For each line in the records, produce an exact copy.

# # #

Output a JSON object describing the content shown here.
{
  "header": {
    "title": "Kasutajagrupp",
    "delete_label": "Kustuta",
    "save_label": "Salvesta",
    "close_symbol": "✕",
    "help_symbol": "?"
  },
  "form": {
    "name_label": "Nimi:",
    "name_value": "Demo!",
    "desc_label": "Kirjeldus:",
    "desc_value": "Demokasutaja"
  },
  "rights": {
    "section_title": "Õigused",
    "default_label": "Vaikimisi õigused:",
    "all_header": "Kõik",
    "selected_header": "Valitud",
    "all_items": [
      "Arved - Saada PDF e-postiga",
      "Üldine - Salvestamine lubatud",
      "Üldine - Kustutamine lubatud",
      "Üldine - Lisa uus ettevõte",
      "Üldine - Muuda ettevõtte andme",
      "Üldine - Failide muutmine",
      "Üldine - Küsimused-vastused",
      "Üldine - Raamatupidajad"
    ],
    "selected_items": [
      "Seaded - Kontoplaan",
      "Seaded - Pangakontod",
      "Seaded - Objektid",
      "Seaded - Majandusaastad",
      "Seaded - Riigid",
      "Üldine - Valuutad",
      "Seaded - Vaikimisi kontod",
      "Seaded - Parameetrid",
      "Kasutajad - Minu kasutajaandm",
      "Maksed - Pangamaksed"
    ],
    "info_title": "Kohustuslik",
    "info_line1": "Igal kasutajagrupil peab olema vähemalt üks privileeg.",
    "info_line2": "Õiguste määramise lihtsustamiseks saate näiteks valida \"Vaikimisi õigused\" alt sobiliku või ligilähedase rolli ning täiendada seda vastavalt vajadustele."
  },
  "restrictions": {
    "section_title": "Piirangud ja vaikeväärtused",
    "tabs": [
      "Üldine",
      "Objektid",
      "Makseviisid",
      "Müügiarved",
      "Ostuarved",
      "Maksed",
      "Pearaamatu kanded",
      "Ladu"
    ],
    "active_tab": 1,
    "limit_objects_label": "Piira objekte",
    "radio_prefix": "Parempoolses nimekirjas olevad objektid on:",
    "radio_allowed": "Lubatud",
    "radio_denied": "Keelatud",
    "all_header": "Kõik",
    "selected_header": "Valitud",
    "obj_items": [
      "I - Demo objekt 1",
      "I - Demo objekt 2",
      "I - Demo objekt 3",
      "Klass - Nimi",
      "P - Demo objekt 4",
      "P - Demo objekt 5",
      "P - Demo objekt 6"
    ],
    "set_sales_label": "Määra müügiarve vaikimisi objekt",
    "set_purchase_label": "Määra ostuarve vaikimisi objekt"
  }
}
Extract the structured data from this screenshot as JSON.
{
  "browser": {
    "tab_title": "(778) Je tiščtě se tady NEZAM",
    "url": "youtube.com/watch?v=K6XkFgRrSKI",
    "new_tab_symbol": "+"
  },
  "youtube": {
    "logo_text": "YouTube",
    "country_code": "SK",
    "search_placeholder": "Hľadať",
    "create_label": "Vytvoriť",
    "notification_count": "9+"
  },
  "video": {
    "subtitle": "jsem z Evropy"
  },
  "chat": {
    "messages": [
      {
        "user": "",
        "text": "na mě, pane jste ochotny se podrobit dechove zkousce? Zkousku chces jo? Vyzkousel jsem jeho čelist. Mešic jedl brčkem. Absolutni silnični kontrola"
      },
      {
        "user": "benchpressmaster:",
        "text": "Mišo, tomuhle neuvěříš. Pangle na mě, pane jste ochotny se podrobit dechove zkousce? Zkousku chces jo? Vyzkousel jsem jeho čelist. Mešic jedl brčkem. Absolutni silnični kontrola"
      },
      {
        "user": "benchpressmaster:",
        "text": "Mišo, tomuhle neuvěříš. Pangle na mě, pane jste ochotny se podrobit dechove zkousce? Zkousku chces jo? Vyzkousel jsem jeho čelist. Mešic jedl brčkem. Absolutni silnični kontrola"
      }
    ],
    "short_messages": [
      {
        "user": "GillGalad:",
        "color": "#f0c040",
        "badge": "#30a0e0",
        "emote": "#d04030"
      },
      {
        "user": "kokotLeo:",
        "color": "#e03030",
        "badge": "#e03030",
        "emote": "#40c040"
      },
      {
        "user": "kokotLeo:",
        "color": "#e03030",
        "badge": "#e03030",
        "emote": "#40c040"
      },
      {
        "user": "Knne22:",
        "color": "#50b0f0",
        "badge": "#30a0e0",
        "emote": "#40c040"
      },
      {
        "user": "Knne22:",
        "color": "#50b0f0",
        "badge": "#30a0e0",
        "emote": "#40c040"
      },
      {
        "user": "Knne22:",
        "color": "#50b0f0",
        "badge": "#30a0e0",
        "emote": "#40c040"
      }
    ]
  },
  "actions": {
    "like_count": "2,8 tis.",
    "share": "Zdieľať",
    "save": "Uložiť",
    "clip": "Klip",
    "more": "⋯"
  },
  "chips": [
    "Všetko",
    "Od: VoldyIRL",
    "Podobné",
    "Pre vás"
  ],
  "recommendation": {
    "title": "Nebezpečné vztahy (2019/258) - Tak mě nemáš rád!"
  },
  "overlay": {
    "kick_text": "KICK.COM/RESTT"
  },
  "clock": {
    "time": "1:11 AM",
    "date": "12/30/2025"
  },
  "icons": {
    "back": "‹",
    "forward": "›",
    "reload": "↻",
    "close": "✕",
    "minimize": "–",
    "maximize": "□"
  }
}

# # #

Exercise response ->
Output a JSON object describing the content shown here.
{
  "header": {
    "title": "Kasutajagrupp",
    "delete_label": "Kustuta",
    "save_label": "Salvesta",
    "close_symbol": "✕",
    "help_symbol": "?"
  },
  "form": {
    "name_label": "Nimi:",
    "name_value": "Demo!",
    "desc_label": "Kirjeldus:",
    "desc_value": "Demokasutaja"
  },
  "rights": {
    "section_title": "Õigused",
    "default_label": "Vaikimisi õigused:",
    "all_header": "Kõik",
    "selected_header": "Valitud",
    "all_items": [
      "Arved - Saada PDF e-postiga",
      "Üldine - Salvestamine lubatud",
      "Üldine - Kustutamine lubatud",
      "Üldine - Lisa uus ettevõte",
      "Üldine - Muuda ettevõtte andme",
      "Üldine - Failide muutmine",
      "Üldine - Küsimused-vastused",
      "Üldine - Raamatupidajad"
    ],
    "selected_items": [
      "Seaded - Kontoplaan",
      "Seaded - Pangakontod",
      "Seaded - Objektid",
      "Seaded - Majandusaastad",
      "Seaded - Riigid",
      "Üldine - Valuutad",
      "Seaded - Vaikimisi kontod",
      "Seaded - Parameetrid",
      "Kasutajad - Minu kasutajaandm",
      "Maksed - Pangamaksed"
    ],
    "info_title": "Kohustuslik",
    "info_line1": "Igal kasutajagrupil peab olema vähemalt üks privileeg.",
    "info_line2": "Õiguste määramise lihtsustamiseks saate näiteks valida \"Vaikimisi õigused\" alt sobiliku või ligilähedase rolli ning täiendada seda vastavalt vajadustele."
  },
  "restrictions": {
    "section_title": "Piirangud ja vaikeväärtused",
    "tabs": [
      "Üldine",
      "Objektid",
      "Makseviisid",
      "Müügiarved",
      "Ostuarved",
      "Maksed",
      "Pearaamatu kanded",
      "Ladu"
    ],
    "active_tab": 1,
    "limit_objects_label": "Piira objekte",
    "radio_prefix": "Parempoolses nimekirjas olevad objektid on:",
    "radio_allowed": "Lubatud",
    "radio_denied": "Keelatud",
    "all_header": "Kõik",
    "selected_header": "Valitud",
    "obj_items": [
      "I - Demo objekt 1",
      "I - Demo objekt 2",
      "I - Demo objekt 3",
      "Klass - Nimi",
      "P - Demo objekt 4",
      "P - Demo objekt 5",
      "P - Demo objekt 6"
    ],
    "set_sales_label": "Määra müügiarve vaikimisi objekt",
    "set_purchase_label": "Määra ostuarve vaikimisi objekt"
  }
}
Extract the structured data from this screenshot as JSON.
{
  "browser": {
    "tab_title": "(778) Je tiščtě se tady NEZAM",
    "url": "youtube.com/watch?v=K6XkFgRrSKI",
    "new_tab_symbol": "+"
  },
  "youtube": {
    "logo_text": "YouTube",
    "country_code": "SK",
    "search_placeholder": "Hľadať",
    "create_label": "Vytvoriť",
    "notification_count": "9+"
  },
  "video": {
    "subtitle": "jsem z Evropy"
  },
  "chat": {
    "messages": [
      {
        "user": "",
        "text": "na mě, pane jste ochotny se podrobit dechove zkousce? Zkousku chces jo? Vyzkousel jsem jeho čelist. Mešic jedl brčkem. Absolutni silnični kontrola"
      },
      {
        "user": "benchpressmaster:",
        "text": "Mišo, tomuhle neuvěříš. Pangle na mě, pane jste ochotny se podrobit dechove zkousce? Zkousku chces jo? Vyzkousel jsem jeho čelist. Mešic jedl brčkem. Absolutni silnični kontrola"
      },
      {
        "user": "benchpressmaster:",
        "text": "Mišo, tomuhle neuvěříš. Pangle na mě, pane jste ochotny se podrobit dechove zkousce? Zkousku chces jo? Vyzkousel jsem jeho čelist. Mešic jedl brčkem. Absolutni silnični kontrola"
      }
    ],
    "short_messages": [
      {
        "user": "GillGalad:",
        "color": "#f0c040",
        "badge": "#30a0e0",
        "emote": "#d04030"
      },
      {
        "user": "kokotLeo:",
        "color": "#e03030",
        "badge": "#e03030",
        "emote": "#40c040"
      },
      {
        "user": "kokotLeo:",
        "color": "#e03030",
        "badge": "#e03030",
        "emote": "#40c040"
      },
      {
        "user": "Knne22:",
        "color": "#50b0f0",
        "badge": "#30a0e0",
        "emote": "#40c040"
      },
      {
        "user": "Knne22:",
        "color": "#50b0f0",
        "badge": "#30a0e0",
        "emote": "#40c040"
      },
      {
        "user": "Knne22:",
        "color": "#50b0f0",
        "badge": "#30a0e0",
        "emote": "#40c040"
      }
    ]
  },
  "actions": {
    "like_count": "2,8 tis.",
    "share": "Zdieľať",
    "save": "Uložiť",
    "clip": "Klip",
    "more": "⋯"
  },
  "chips": [
    "Všetko",
    "Od: VoldyIRL",
    "Podobné",
    "Pre vás"
  ],
  "recommendation": {
    "title": "Nebezpečné vztahy (2019/258) - Tak mě nemáš rád!"
  },
  "overlay": {
    "kick_text": "KICK.COM/RESTT"
  },
  "clock": {
    "time": "1:11 AM",
    "date": "12/30/2025"
  },
  "icons": {
    "back": "‹",
    "forward": "›",
    "reload": "↻",
    "close": "✕",
    "minimize": "–",
    "maximize": "□"
  }
}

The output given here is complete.